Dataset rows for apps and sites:
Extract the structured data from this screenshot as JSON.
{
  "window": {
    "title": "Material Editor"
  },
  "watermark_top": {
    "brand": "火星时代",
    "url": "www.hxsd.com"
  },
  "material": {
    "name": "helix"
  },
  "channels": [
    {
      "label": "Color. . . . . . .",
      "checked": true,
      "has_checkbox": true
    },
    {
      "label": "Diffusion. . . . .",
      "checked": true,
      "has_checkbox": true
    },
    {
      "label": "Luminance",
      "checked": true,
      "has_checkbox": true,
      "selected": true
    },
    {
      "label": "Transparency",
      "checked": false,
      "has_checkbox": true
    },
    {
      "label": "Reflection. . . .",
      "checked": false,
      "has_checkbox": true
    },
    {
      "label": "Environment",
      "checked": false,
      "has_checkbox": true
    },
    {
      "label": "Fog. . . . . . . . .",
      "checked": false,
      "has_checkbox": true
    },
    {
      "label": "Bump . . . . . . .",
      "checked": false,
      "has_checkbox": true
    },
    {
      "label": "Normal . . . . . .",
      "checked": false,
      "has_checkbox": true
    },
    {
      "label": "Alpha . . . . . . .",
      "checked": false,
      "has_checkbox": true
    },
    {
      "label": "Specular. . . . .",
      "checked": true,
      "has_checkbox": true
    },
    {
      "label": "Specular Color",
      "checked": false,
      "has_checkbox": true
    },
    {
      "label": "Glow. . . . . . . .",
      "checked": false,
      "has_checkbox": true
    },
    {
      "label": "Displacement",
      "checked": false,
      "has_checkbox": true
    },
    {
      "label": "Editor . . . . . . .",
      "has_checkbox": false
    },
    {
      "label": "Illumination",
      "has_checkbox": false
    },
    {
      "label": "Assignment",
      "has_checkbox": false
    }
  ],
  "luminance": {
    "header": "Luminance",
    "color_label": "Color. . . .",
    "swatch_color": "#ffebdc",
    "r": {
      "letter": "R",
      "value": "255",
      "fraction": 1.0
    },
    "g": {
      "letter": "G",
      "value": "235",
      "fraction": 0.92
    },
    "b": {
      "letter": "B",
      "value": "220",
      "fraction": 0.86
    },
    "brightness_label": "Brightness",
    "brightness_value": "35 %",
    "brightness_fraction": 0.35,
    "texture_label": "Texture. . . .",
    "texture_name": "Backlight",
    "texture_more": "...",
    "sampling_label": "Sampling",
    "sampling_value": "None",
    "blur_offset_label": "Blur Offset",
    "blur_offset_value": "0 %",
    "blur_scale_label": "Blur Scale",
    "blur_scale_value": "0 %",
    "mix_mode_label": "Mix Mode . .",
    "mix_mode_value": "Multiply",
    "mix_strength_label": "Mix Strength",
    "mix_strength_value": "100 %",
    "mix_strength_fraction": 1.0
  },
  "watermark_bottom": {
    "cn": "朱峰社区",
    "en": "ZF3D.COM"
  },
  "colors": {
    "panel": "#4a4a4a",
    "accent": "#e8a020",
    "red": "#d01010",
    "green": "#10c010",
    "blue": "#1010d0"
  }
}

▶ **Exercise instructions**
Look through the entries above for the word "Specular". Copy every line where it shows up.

▶ **Result of the task**
      "label": "Specular. . . . .",
      "label": "Specular Color",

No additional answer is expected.